Negative Capacitance Oxide TFT on Glass | Rutgers University Innovation Ventures

Negative Capacitance Oxide TFT on Glass

(a) Transfer characteristics of reference TFT and NC-TFT with inset showing gate leakage.

(b) Extracted SS values of reference TFT and NC-TFT.

Invention Summary:

Scaling down operating voltage and reducing power consumption remain a significant challenge in the evolution of integrated circuits (IC). Negative capacitance field effect transistor (NC-FET) is designed to reduce operation voltage and power consumption by reducing the subthreshold swing (SS) value through the use of ferroelectric materials.  However, improvements have been limited due to high temperature fabrication process, performance, stability and cost issues.

Rutgers researchers have developed a novel negative capacitance oxide thin film transistor (NC-TFT) built on glass using multifunctional metal oxide materials.
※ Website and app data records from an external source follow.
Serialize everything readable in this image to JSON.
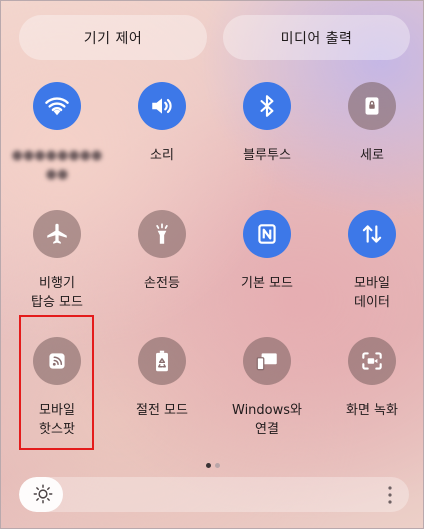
{
  "top_buttons": {
    "device_control": "기기 제어",
    "media_output": "미디어 출력"
  },
  "tiles": [
    {
      "label": "●●●●●●●● ●●",
      "icon": "wifi-icon",
      "state": "on"
    },
    {
      "label": "소리",
      "icon": "sound-icon",
      "state": "on"
    },
    {
      "label": "블루투스",
      "icon": "bluetooth-icon",
      "state": "on"
    },
    {
      "label": "세로",
      "icon": "rotation-lock-icon",
      "state": "off"
    },
    {
      "label": "비행기\n탑승 모드",
      "icon": "airplane-icon",
      "state": "off"
    },
    {
      "label": "손전등",
      "icon": "flashlight-icon",
      "state": "off"
    },
    {
      "label": "기본 모드",
      "icon": "nfc-icon",
      "state": "on"
    },
    {
      "label": "모바일\n데이터",
      "icon": "mobile-data-icon",
      "state": "on"
    },
    {
      "label": "모바일\n핫스팟",
      "icon": "hotspot-icon",
      "state": "off"
    },
    {
      "label": "절전 모드",
      "icon": "power-saving-icon",
      "state": "off"
    },
    {
      "label": "Windows와\n연결",
      "icon": "link-to-windows-icon",
      "state": "off"
    },
    {
      "label": "화면 녹화",
      "icon": "screen-recorder-icon",
      "state": "off"
    }
  ],
  "colors": {
    "active": "#3d78e8",
    "inactive": "#8a6e6f",
    "highlight": "#e41b1b"
  },
  "pagination": {
    "pages": 2,
    "current": 1
  },
  "brightness": {
    "level": 0.1
  }
}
This NC-TFT integrates the semiconductor channel with the ferroelectric-oxide stacking gate dielectric structure using a multifunctional material system. The minimum subthreshold swing (SS) value has been shown to be reduced to below 60 mV/decade, the thermionic limit of SS value at room temperature.  The capability of employing low-temperature fabrication process allows for glass- and flexible substrate-based applications.

Market Applications:
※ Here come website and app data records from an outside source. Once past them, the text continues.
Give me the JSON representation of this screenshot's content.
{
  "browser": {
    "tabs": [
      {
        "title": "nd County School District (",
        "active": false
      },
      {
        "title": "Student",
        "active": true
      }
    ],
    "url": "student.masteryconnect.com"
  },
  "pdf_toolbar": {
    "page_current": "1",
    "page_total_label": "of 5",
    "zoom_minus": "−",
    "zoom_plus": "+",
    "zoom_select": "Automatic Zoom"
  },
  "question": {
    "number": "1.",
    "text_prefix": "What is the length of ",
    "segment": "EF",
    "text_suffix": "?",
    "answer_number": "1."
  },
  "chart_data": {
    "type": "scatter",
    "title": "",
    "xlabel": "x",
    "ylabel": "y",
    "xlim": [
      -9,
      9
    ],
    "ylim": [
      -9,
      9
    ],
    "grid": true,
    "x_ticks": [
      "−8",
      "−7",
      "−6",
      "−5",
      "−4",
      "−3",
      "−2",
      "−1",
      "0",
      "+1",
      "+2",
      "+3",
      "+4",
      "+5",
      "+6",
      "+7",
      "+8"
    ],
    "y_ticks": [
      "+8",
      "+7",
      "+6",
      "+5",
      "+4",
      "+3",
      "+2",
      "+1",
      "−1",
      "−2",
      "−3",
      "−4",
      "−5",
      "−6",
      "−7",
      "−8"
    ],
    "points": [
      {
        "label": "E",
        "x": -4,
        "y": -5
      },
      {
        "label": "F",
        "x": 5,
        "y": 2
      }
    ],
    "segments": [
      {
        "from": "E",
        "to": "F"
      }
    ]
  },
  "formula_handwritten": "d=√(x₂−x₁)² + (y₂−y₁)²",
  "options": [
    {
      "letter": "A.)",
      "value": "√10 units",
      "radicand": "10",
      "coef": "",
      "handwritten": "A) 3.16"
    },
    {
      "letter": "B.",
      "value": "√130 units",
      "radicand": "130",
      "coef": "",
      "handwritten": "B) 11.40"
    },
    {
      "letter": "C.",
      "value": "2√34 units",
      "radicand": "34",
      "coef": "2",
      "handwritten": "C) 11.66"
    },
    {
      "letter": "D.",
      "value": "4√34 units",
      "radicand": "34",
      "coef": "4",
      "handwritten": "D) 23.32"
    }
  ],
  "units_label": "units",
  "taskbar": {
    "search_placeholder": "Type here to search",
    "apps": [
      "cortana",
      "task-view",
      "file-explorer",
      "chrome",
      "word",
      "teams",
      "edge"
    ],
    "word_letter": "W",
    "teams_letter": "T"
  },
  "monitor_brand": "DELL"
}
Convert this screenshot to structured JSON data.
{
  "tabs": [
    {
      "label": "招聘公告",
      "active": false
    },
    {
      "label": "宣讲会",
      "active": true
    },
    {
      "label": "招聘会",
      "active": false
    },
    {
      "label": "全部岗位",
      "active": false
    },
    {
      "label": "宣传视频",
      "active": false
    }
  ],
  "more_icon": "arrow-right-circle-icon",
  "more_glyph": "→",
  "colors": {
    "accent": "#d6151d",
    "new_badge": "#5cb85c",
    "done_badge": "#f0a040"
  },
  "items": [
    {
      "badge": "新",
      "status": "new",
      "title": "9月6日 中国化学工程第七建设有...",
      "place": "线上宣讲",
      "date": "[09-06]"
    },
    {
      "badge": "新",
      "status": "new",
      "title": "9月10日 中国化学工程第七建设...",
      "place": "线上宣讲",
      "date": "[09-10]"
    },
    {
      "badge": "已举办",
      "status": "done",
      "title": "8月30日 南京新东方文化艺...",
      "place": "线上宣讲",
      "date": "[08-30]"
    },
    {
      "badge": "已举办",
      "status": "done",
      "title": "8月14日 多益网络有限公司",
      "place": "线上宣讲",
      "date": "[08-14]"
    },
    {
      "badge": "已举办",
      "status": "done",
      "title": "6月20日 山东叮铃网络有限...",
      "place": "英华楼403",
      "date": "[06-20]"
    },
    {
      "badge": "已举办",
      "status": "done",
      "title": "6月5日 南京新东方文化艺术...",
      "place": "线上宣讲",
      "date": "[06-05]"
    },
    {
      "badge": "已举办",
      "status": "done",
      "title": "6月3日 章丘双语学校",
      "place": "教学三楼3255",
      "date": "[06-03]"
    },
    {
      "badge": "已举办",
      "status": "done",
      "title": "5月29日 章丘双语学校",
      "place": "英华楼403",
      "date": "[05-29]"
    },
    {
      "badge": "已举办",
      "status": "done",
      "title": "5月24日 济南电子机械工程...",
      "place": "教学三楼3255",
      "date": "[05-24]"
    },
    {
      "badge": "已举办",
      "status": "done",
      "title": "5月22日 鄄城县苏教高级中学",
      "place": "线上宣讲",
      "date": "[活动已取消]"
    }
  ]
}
  • Ultralow power logic devices, e.g., RFID, IoT, sensors
  • Large-area electronics, e.g., displays, solar panels
  • Low-thermal budget flexible devices, e.g., wearable electronics
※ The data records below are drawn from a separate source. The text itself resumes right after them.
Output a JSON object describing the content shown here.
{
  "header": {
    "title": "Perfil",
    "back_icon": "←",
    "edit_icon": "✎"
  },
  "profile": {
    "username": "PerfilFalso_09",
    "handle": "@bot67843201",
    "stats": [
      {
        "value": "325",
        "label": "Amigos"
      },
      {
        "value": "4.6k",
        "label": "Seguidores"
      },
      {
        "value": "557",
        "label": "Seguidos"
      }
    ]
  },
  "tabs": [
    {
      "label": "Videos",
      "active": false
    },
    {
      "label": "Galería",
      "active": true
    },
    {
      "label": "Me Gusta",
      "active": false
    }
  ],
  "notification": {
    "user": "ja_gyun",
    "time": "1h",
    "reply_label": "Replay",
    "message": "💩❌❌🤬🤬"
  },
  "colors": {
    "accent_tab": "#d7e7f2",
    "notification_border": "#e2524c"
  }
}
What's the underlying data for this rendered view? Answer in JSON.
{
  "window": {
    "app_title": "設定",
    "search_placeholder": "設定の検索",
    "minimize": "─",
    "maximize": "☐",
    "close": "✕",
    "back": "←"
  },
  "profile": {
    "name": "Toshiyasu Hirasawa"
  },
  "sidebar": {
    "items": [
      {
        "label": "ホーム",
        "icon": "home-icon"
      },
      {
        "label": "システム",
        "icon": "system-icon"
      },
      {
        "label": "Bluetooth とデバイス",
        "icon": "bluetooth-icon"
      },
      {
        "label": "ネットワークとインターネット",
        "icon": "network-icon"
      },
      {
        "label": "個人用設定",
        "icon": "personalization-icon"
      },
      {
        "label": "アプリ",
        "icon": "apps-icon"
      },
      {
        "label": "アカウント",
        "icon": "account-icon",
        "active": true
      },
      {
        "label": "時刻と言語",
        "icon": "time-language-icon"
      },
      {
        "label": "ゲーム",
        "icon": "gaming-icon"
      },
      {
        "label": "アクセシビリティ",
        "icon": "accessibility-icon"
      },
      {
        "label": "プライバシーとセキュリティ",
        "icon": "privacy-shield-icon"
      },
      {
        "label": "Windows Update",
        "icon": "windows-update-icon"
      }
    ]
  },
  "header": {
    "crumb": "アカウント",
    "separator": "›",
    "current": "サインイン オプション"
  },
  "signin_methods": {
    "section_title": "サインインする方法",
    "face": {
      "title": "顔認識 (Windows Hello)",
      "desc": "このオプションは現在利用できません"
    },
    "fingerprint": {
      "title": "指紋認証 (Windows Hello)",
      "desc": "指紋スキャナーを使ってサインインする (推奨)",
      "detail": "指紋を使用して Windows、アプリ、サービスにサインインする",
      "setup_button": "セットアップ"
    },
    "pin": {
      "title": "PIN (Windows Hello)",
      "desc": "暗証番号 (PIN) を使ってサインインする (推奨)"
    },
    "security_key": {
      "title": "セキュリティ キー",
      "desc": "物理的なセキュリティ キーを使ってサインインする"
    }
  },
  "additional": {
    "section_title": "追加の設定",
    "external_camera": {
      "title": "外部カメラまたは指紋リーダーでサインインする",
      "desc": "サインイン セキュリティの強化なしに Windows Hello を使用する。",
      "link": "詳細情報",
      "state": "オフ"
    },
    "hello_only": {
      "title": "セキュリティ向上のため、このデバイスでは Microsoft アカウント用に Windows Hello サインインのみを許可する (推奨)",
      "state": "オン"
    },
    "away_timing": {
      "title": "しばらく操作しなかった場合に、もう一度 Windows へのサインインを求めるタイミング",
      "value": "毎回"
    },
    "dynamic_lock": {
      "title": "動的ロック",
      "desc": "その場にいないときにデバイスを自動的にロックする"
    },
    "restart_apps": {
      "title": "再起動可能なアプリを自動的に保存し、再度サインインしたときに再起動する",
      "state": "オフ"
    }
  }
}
  • Normally-off
  • Low power consumption, with subthreshold swing below 60 mV/decade
  • Low-temperature processing, suitable for applications on glass and flexible substrates
  • No cross-contamination (use of multifunctional metal oxide for both the channel and ferroelectric layers)
  • Low cost (substrates and TFT materials, processing, equipment, etc.)

Intellectual Property & Development Status:

Patent pending. Available for licensing and/or collaboration.

Patent Information:
Lisa Lyu
Assistant Director
Rutgers, The State University of New Jersey